Europe intends to cut down the number of accidents and illnesses caused by or at work and it all relies on risk assessment.
This is all with good reason too. If risk assessment – the beginning of managing health and welfare – is not properly carried out or is absent, the prevention of accidents and hazards cannot be carried out or even recognized.
Millions of labourers are injured or face a decline in their health yearly. It is for this reason that risk assessment is imperative in making the workplace a safe and healthy environment. It is an ongoing process that paves way for the setting up of management policies catering to risks in the workplace.
It is therefore clear that each and every organization has to evaluate the types of risks present in their workplace whether obvious or otherwise. These risks have to be not only identified but the necessary countermeasures put in place. The results yielded from these assessments need to be well recorded for the next assessment if constant progress in risk management is to be achieved.

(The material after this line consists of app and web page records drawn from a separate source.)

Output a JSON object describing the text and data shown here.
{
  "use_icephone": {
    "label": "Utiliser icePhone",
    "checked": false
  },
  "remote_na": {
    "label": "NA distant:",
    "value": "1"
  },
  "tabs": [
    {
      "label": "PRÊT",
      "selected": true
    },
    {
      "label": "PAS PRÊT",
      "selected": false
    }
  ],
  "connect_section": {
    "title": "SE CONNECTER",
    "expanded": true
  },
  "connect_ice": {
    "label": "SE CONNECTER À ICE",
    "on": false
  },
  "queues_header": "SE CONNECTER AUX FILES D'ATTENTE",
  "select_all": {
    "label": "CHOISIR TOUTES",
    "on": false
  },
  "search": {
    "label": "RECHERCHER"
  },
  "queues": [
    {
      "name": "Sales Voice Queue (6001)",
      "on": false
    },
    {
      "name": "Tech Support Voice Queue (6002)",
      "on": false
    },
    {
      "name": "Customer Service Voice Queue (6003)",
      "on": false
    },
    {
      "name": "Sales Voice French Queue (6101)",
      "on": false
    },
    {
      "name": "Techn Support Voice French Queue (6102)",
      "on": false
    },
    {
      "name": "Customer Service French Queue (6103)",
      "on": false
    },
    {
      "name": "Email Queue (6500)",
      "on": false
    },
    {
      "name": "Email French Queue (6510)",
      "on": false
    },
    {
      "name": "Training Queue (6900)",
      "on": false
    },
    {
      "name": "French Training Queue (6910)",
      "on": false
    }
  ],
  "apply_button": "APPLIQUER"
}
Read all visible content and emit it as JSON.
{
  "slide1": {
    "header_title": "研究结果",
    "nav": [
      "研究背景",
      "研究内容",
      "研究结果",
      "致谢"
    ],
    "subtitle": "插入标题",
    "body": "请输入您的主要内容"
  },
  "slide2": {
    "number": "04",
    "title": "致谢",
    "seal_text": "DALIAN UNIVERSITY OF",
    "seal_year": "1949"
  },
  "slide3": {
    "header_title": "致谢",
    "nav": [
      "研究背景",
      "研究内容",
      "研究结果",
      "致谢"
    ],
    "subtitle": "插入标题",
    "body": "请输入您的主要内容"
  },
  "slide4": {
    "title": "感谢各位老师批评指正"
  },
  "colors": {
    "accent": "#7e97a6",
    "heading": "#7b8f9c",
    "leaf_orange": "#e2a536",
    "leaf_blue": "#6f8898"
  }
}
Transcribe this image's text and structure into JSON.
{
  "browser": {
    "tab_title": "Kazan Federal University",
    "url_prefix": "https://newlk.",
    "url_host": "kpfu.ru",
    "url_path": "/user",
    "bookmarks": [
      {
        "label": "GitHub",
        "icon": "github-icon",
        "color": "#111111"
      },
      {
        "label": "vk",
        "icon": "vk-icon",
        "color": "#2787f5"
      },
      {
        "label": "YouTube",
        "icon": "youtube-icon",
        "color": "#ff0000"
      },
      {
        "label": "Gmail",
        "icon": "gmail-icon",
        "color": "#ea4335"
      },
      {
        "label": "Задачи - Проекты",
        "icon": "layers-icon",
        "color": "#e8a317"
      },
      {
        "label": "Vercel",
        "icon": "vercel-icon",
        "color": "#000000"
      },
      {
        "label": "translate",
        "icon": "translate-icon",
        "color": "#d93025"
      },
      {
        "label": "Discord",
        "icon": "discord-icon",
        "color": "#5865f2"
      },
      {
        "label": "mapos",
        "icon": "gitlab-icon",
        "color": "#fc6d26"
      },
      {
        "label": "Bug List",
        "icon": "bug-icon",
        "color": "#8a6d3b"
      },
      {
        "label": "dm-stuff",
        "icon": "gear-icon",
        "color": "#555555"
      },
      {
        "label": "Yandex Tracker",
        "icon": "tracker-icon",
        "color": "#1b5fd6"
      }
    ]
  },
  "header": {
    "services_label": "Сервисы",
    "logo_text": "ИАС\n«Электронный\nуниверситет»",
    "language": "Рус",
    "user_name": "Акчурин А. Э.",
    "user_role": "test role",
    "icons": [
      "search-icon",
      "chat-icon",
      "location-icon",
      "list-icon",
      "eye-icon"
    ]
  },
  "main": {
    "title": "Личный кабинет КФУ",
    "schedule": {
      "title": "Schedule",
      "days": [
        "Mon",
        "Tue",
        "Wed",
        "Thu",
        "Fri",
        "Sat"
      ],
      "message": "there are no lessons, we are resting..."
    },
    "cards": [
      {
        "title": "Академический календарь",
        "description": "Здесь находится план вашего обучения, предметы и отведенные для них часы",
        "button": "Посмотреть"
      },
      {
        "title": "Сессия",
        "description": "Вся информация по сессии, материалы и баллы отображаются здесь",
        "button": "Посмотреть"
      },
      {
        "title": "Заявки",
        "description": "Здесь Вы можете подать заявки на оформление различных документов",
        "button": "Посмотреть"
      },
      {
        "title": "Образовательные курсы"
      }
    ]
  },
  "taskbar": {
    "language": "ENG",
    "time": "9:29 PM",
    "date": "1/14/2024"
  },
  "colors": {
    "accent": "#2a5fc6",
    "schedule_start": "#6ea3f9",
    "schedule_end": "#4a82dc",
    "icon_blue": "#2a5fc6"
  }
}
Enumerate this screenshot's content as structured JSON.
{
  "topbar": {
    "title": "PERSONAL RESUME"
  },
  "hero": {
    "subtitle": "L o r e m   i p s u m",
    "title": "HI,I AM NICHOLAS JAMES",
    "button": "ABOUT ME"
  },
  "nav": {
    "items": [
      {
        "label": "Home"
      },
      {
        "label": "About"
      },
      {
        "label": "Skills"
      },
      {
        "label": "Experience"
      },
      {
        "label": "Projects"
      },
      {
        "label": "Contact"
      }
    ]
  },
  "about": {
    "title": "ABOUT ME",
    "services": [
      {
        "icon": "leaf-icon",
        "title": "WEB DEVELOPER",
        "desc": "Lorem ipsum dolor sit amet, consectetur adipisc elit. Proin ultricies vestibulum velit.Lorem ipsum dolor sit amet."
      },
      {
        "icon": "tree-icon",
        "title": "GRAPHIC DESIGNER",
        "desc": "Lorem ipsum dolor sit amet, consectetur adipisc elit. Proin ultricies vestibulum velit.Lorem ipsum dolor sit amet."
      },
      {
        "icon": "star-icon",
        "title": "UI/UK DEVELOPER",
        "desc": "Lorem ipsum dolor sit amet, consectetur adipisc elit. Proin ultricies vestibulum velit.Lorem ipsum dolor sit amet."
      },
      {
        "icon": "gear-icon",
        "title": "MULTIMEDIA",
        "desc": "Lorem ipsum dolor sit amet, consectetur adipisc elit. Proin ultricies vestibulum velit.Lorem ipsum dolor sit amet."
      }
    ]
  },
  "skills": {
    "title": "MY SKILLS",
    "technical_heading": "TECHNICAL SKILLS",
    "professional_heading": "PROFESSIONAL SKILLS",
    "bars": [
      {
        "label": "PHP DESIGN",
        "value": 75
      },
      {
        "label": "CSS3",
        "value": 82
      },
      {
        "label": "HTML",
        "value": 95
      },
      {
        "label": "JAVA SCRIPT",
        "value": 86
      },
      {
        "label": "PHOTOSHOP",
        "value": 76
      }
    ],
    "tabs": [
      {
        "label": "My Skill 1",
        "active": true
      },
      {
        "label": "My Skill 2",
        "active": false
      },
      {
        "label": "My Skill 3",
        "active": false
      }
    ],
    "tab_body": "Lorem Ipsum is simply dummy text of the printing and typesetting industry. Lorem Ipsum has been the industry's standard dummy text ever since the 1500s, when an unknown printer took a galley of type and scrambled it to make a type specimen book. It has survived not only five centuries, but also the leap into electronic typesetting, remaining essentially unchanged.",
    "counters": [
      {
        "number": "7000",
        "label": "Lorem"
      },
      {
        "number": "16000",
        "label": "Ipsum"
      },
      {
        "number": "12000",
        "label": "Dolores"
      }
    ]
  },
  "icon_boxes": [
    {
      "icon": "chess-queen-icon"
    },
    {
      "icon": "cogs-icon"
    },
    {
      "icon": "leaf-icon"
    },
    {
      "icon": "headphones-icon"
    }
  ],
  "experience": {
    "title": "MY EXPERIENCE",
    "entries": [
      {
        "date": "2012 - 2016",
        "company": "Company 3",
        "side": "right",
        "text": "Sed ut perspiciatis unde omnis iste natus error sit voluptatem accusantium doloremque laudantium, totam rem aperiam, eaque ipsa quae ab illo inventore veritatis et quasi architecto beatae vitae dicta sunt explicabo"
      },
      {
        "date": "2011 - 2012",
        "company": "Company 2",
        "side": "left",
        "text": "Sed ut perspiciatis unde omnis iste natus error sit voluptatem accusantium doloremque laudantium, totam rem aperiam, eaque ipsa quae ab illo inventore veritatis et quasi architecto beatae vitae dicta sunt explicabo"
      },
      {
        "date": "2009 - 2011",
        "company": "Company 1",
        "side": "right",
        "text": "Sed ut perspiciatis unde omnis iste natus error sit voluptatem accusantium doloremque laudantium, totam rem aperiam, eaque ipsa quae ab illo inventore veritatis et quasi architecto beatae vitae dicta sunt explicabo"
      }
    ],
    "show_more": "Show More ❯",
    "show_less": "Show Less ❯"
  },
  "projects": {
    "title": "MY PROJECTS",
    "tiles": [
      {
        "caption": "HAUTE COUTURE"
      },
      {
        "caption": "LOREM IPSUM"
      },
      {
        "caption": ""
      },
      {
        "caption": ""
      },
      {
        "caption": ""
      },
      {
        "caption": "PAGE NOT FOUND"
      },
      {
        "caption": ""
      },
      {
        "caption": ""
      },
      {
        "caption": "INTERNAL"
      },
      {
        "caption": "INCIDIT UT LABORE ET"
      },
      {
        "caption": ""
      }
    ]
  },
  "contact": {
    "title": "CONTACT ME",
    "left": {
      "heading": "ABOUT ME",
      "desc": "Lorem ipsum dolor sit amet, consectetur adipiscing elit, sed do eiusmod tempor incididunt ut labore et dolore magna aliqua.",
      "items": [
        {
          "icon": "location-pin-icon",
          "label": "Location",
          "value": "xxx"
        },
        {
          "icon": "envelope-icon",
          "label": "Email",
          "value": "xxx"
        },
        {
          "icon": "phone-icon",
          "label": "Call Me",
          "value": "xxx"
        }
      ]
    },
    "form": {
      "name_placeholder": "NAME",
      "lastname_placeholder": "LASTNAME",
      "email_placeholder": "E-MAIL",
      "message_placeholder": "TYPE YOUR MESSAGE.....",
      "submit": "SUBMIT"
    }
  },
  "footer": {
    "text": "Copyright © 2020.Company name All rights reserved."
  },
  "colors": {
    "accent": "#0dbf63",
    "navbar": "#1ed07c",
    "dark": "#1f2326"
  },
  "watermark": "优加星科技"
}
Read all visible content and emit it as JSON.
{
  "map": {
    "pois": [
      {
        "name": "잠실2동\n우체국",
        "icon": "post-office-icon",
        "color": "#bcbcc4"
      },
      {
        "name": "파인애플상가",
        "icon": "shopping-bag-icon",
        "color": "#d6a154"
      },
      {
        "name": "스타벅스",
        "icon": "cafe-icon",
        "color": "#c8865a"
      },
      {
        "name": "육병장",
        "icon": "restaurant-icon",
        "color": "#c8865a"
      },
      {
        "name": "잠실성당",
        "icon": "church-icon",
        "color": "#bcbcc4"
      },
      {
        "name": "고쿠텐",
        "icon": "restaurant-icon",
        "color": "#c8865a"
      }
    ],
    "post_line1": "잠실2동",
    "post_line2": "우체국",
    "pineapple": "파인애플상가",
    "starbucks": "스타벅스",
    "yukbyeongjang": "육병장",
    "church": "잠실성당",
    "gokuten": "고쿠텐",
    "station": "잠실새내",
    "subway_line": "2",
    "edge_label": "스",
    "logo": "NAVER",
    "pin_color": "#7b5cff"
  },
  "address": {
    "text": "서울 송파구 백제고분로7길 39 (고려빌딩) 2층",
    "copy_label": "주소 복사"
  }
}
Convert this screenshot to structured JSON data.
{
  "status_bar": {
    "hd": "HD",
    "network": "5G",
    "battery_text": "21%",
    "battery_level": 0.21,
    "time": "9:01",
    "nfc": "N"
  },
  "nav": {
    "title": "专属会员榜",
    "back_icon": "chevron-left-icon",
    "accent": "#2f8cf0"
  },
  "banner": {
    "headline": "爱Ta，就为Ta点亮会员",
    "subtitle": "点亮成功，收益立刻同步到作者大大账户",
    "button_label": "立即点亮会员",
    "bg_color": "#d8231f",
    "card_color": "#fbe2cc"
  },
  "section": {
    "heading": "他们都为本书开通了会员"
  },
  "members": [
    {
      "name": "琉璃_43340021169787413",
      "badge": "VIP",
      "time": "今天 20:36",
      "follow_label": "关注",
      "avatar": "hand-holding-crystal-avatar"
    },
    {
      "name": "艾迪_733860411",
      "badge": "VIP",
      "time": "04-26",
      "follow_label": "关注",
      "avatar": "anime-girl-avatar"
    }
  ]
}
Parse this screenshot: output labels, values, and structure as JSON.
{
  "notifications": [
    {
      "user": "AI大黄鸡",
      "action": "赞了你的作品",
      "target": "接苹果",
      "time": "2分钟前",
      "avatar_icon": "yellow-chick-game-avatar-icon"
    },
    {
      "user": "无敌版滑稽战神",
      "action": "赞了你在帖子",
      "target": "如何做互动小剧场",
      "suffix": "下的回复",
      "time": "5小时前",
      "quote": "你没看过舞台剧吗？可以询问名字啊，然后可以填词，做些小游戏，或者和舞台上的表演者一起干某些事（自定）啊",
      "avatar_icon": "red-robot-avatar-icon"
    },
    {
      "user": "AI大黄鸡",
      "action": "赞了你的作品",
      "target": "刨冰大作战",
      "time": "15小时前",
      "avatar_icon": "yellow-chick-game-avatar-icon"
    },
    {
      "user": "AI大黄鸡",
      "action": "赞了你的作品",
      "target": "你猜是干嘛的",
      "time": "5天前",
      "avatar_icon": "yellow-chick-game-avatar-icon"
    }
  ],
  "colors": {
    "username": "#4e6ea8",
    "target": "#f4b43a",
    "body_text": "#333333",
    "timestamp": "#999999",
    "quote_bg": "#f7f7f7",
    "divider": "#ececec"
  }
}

The European Legislation has the Framework Directive 89/391 specifically designated for risk assessment. National legislations of member states, their employees and employers alike have been given leeway to adjust this directive in any way they see fit to boost the safety levels of their workers. It is for this reason that everyone should know the specific clauses of the Directive in their resident country. All employers and employees have the necessary information and tools they need to carry out these evaluations as described by the Framework Directive 89/391.
Risk assessment can best be described as taking into account the practices or things that can cause injuries or illness to employees and what is being done in their regard. All workers should be protected against any injury or illness that can occur due to the nature and area of their work. These can have a negative impact on their lives and your business as well. Your equipment may cease to function and productivity may also be pushed down. The insurance companies will also charge you more due to these risks. The law requires you have measures in place the only way to do this is to evaluate the risks.
The risks in many business premises are quite in plain sight and their countermeasures do not have to be difficult or expensive to apply. Take for instance, if you know that your workers have to carry heavy loads then they are at risk of damaging their backs. Simply lessening the maximum loads per lift can easily solve the problem.
If you head small organization it is easy to carry out these evaluations and put the measures in place by yourself. If you are in a humongous organization however, it is better to call in a professional to do it for you.
As one of UK’s most experienced providers of CIEH level 2 and consultation we have built a distinguished reputation in the health & safety community. If you or your company is looking to find out more about what we do or CIEH please go to our website.
Author: Rachel GreenThis author has published 1 articles so far.